Tuesday, January 18, 2011

Fail: Pavlova

This is really more of an aesthetic/structural fail than a problem taste-wise.  Every last bit of the pavlova was scarfed when the topping was added to create a spot-on combination of crunchy sugar, barely sweetened cream, and tart fresh fruit to round things out.  But as you can see, instead of the lovely light New Zealand meringue cake resembling a ballerina's tutu, we have a completely fallen marshmallowy pancake.  I used this basic recipe sketch from Joy of Baking and felt super confident up until the point where I heard cracking and shattering about 10 minutes into the cooling process.

I thoroughly cleaned my utensils and bowls of all grease.  No yolk was to be found.  Egg whites came to room temperature before beating.  Delicately folded in the starch, acid, and vanilla.  Piled inside a perfectly drawn circle.  Baked at a nice low temperature.  And then splat.
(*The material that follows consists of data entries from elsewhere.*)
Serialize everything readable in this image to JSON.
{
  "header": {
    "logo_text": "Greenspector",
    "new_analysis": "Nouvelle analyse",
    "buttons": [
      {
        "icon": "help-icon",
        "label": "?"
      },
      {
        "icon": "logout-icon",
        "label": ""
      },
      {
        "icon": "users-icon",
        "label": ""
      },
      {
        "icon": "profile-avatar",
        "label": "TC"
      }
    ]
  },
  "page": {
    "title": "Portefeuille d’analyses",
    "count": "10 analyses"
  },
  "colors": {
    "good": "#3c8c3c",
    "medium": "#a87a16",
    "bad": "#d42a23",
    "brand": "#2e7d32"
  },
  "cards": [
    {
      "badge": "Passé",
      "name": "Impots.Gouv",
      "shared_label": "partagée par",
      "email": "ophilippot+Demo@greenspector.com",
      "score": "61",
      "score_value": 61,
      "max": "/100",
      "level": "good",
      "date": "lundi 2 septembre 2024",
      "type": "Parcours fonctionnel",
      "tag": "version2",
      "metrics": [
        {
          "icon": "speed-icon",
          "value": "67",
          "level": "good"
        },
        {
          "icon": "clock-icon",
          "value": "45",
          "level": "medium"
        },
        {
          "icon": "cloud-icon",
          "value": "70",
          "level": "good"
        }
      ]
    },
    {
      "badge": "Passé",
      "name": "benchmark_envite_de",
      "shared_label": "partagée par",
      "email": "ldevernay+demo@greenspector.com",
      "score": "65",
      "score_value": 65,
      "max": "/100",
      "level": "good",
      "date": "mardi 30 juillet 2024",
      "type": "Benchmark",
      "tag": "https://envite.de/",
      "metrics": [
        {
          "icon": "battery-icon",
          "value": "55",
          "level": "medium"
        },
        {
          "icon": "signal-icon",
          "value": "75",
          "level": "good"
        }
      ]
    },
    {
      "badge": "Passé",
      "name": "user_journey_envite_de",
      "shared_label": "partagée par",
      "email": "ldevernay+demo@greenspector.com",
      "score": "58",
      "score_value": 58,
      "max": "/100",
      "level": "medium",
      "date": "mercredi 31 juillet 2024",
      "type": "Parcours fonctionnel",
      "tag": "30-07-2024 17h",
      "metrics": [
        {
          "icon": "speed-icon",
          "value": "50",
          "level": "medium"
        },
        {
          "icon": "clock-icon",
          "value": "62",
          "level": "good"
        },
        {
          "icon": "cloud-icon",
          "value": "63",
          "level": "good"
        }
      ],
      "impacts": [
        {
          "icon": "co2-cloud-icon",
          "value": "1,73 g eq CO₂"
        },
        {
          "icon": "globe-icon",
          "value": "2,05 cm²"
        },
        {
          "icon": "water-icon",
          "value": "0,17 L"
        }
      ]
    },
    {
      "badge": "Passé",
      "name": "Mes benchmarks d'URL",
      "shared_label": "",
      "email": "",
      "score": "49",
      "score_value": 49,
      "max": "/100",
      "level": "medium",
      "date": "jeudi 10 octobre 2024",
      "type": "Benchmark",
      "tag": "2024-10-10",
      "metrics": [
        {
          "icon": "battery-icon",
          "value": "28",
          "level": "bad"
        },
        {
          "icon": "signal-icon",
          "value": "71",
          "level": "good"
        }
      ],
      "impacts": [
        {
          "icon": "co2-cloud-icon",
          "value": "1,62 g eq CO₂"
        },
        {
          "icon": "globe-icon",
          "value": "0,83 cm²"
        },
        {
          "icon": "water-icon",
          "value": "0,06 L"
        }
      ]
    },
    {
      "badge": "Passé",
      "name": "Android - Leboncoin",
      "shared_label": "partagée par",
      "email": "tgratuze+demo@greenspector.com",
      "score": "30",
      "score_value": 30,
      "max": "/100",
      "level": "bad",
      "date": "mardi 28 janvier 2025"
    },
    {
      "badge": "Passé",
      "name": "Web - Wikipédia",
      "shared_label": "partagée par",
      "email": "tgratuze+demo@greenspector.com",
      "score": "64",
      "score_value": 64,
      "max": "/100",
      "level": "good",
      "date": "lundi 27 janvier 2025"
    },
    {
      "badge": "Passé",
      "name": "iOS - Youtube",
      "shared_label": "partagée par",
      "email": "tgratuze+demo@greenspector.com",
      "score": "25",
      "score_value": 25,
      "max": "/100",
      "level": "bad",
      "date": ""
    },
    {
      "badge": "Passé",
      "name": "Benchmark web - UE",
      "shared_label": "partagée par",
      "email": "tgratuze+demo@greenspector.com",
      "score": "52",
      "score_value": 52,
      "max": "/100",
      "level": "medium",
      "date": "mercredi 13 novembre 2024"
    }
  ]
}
Suspected reasons for fail:
  • Using arrowroot powder instead of cornstarch.  I don't think this was a problem since Joy of Baking told me I can do this on a 1-1 basis, and elsewhere it states that arrowroot can contribute to a glossier appearance and be otherwise beneficial in baked goods.
  • No salt.  Other recipes have salt.  What does this do?  No clue.  According to this website, salt can actually increases protein coagulation and makes it more difficult to beat air into the whites and hold the structure of the air bubbles.  So also probably not the culprit, but I might try this next time to see if it tastes better.
  • No cream of tartar.  In theory, vinegar does the same thing since they are both acids added to help stabilize the air bubble formation, but a pinch of this added after the eggs are beaten to foamy might help things stay put.
  • Adding an extra egg white on the same size base.  Possibly caused
  • Rushing the cooling process.  I'm almost positive this is what happened since I decided that it would be a great idea to cook pavlova (at 275F) and ciabatta (at 475F) in the same oven on the same night.  In theory this should have been no problem by cooking the bread first, but as that turned out to be a nearly six hour process, things didn't quite go as planned and the "open crack" that was left in the oven door might have been a bit larger than it should have been to get the cake out and on with.

Next time I will:
Pavlova of my dreams.
Image via Stuff.co.nz

  • Add a pinch of salt and cream of tartar.  For experimentation's sake.
  • Use the rim of my 9 inch spring form pan, lined with parchment and oil-sprayed.  The goal is height and fluff people, and this might help to keep things from expanding outward and coax it upwards.  And make it look more like this:
  • For the love of pete, not open the oven.  Not once.  Just looking through the door to check progress.  Cool very slowly overnight.  No peeking!
Well, off see what Harold McGee has to say about this.


  1. Abbey! if you want a deliciously chewy pavlova, rather than a spongey one, i have a no-fail recipe!

  2. The lack of an 'after' photo and/or testimonial of guests who were lucky enough to sample this dessert does a true disservice to the tastiness of your efforts. A+.

  3. Soph - Yes please send recipe! Also, I did not know that you had a blog. It rules and you definitely should write more.

  4. Abbey!

    So glad you decided to follow through and start this blog! Very refreshing! Keep writing! :)